Brief: For every entry below, retype it exactly as it reads.

Record extracts: Begin

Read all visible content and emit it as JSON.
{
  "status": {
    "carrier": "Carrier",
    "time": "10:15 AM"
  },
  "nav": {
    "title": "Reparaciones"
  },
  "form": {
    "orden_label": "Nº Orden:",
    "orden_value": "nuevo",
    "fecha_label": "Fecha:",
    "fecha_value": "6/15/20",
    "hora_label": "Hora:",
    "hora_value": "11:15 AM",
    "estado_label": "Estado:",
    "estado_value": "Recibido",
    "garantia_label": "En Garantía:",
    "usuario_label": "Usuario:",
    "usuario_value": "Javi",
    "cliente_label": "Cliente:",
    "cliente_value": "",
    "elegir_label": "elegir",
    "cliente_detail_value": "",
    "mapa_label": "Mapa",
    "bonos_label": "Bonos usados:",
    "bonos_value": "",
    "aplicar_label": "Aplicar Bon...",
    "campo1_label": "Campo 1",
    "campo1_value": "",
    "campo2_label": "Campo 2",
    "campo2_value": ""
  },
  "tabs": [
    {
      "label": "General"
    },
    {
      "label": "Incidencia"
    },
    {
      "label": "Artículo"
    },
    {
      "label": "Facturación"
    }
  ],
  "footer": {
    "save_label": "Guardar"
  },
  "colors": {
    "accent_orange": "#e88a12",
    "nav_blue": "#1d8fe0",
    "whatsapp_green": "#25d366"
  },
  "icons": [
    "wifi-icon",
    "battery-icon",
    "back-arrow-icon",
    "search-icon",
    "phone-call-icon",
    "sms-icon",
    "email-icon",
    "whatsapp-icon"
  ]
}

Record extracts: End

Reply:
Read all visible content and emit it as JSON.
{
  "status": {
    "carrier": "Carrier",
    "time": "10:15 AM"
  },
  "nav": {
    "title": "Reparaciones"
  },
  "form": {
    "orden_label": "Nº Orden:",
    "orden_value": "nuevo",
    "fecha_label": "Fecha:",
    "fecha_value": "6/15/20",
    "hora_label": "Hora:",
    "hora_value": "11:15 AM",
    "estado_label": "Estado:",
    "estado_value": "Recibido",
    "garantia_label": "En Garantía:",
    "usuario_label": "Usuario:",
    "usuario_value": "Javi",
    "cliente_label": "Cliente:",
    "cliente_value": "",
    "elegir_label": "elegir",
    "cliente_detail_value": "",
    "mapa_label": "Mapa",
    "bonos_label": "Bonos usados:",
    "bonos_value": "",
    "aplicar_label": "Aplicar Bon...",
    "campo1_label": "Campo 1",
    "campo1_value": "",
    "campo2_label": "Campo 2",
    "campo2_value": ""
  },
  "tabs": [
    {
      "label": "General"
    },
    {
      "label": "Incidencia"
    },
    {
      "label": "Artículo"
    },
    {
      "label": "Facturación"
    }
  ],
  "footer": {
    "save_label": "Guardar"
  },
  "colors": {
    "accent_orange": "#e88a12",
    "nav_blue": "#1d8fe0",
    "whatsapp_green": "#25d366"
  },
  "icons": [
    "wifi-icon",
    "battery-icon",
    "back-arrow-icon",
    "search-icon",
    "phone-call-icon",
    "sms-icon",
    "email-icon",
    "whatsapp-icon"
  ]
}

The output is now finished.